(Exercise details):
Scan the data below for the string "unsubscribed". Copy every line where it appears.

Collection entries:

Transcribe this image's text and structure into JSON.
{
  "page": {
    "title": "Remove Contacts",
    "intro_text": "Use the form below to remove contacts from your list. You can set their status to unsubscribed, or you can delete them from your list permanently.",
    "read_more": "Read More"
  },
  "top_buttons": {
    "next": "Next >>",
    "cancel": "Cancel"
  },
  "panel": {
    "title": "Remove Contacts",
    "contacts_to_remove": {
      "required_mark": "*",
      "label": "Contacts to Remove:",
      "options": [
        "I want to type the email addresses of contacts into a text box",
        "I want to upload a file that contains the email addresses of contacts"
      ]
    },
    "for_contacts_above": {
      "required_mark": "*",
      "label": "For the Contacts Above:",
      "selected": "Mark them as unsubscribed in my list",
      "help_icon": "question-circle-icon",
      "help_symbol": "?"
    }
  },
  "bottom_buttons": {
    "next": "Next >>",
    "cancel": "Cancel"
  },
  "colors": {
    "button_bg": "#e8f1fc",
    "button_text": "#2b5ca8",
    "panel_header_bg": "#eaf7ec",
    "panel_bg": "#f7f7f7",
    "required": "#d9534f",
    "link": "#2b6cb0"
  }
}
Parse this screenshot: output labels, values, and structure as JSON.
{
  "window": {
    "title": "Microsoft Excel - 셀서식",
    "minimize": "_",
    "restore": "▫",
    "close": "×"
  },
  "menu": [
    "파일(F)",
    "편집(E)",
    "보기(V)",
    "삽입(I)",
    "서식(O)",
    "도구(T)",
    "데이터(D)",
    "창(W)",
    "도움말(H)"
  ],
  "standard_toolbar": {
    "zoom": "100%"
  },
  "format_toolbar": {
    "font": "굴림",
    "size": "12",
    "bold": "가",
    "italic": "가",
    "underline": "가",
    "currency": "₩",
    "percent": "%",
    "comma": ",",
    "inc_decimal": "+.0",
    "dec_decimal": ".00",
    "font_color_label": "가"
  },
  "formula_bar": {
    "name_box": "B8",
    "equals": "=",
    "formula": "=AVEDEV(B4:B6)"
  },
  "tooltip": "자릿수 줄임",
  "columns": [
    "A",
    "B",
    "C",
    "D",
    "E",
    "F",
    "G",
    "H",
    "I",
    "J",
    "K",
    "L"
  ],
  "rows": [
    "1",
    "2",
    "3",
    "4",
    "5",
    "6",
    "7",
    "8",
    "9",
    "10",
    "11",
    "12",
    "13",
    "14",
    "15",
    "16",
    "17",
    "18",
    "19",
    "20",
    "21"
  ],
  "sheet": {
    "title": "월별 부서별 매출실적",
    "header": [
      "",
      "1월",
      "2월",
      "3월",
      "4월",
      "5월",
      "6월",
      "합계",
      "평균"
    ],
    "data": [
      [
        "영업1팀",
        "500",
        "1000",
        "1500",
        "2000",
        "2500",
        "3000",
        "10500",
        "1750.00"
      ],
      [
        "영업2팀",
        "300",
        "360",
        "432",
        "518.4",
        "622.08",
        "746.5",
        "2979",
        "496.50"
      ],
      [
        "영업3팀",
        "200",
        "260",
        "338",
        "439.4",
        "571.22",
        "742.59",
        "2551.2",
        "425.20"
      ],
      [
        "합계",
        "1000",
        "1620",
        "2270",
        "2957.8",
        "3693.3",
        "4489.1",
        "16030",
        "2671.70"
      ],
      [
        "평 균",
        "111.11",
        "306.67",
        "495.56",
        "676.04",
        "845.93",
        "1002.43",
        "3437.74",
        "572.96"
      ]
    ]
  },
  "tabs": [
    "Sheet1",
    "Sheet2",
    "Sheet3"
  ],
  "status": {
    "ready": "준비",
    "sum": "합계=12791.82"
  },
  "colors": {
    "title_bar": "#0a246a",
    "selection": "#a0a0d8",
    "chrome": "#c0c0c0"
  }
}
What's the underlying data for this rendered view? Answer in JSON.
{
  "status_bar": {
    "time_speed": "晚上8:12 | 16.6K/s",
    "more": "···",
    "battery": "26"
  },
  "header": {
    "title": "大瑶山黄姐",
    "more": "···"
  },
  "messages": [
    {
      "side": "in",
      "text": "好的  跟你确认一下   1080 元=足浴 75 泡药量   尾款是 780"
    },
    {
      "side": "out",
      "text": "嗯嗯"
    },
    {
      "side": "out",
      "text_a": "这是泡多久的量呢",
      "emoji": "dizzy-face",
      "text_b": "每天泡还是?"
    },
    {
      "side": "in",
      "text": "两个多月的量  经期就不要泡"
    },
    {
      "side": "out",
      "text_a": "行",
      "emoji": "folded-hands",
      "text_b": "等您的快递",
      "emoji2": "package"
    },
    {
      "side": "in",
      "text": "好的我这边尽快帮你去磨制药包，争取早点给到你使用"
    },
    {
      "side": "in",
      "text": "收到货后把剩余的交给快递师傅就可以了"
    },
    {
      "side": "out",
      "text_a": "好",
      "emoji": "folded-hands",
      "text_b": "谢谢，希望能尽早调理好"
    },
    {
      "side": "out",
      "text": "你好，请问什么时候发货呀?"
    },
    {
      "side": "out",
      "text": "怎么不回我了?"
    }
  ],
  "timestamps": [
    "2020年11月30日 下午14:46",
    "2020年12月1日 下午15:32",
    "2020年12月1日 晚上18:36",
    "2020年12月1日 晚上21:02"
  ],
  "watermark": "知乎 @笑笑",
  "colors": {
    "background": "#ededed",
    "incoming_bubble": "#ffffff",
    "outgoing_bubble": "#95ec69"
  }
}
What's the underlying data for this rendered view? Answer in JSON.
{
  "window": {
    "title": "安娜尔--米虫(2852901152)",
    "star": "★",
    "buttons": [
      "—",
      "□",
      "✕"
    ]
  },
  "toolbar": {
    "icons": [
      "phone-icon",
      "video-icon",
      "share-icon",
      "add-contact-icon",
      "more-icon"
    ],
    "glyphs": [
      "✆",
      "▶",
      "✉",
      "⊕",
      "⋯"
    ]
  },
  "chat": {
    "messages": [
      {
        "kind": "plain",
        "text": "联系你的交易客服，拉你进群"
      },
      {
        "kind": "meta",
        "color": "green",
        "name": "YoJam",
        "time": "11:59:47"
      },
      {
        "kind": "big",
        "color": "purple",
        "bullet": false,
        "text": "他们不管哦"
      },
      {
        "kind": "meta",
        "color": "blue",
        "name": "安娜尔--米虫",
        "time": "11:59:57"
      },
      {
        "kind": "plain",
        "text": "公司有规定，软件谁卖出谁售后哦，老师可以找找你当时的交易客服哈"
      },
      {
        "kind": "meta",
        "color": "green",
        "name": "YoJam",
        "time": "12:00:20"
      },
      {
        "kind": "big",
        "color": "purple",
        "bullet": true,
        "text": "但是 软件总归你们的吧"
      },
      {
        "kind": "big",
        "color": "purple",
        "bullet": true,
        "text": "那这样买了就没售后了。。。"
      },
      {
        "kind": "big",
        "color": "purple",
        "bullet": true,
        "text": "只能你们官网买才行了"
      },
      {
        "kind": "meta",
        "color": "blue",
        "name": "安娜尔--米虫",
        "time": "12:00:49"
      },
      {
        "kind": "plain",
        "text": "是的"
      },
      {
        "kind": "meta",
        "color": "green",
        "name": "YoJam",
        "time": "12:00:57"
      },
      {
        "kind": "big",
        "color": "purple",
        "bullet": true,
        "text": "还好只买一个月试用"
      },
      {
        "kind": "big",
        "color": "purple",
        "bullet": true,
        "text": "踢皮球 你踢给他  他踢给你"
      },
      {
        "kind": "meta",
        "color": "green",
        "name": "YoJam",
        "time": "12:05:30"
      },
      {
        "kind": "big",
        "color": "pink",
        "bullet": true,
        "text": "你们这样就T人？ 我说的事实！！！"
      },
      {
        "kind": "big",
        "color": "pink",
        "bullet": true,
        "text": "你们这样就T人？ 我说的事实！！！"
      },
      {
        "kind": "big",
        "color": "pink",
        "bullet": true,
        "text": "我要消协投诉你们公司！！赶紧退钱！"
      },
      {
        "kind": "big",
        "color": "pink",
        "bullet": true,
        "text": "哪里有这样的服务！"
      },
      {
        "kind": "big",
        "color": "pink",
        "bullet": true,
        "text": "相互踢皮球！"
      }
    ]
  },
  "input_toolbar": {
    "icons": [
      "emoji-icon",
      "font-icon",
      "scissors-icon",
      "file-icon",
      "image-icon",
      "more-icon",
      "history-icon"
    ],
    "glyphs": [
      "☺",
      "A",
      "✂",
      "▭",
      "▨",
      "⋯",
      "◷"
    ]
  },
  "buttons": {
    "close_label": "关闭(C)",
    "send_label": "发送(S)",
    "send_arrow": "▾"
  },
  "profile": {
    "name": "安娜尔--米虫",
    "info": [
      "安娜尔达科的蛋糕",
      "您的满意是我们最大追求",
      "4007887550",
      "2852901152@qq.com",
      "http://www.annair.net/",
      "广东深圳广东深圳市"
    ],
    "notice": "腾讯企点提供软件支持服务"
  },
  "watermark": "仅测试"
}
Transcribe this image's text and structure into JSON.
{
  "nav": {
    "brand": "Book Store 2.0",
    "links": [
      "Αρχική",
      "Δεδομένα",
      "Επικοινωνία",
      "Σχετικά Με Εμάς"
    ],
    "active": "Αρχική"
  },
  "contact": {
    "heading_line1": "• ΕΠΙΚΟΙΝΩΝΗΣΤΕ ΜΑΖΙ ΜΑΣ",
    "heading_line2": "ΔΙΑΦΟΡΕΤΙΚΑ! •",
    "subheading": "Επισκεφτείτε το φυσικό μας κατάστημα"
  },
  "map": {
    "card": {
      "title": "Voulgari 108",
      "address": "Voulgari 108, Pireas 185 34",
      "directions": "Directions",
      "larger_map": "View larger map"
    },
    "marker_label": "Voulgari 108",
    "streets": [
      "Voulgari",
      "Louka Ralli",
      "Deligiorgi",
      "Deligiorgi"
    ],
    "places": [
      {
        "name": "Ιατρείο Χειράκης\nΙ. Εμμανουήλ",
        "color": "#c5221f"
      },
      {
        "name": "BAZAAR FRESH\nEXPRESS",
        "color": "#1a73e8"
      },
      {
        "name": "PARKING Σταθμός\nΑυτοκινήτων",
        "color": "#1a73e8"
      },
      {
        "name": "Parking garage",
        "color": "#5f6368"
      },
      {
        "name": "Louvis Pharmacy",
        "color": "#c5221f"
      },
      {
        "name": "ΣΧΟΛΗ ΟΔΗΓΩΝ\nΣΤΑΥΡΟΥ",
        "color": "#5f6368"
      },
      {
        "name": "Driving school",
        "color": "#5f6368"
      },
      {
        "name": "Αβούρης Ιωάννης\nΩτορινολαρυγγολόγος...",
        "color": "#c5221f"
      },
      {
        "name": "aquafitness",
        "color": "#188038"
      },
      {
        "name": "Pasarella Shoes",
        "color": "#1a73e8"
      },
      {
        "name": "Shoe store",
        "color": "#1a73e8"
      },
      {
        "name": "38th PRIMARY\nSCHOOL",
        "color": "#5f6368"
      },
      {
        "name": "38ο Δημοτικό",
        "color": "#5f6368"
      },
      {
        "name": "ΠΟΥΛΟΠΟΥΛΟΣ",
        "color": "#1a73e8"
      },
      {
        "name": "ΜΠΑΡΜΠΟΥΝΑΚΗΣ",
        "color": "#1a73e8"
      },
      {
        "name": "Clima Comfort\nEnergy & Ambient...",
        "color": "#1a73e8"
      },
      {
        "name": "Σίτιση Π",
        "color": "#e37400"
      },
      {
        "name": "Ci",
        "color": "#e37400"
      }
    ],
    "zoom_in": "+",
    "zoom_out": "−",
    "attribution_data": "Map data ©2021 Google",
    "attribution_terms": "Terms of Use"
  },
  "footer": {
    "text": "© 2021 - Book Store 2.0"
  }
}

(Output below):
    "intro_text": "Use the form below to remove contacts from your list. You can set their status to unsubscribed, or you can delete them from your list permanently.",
      "selected": "Mark them as unsubscribed in my list",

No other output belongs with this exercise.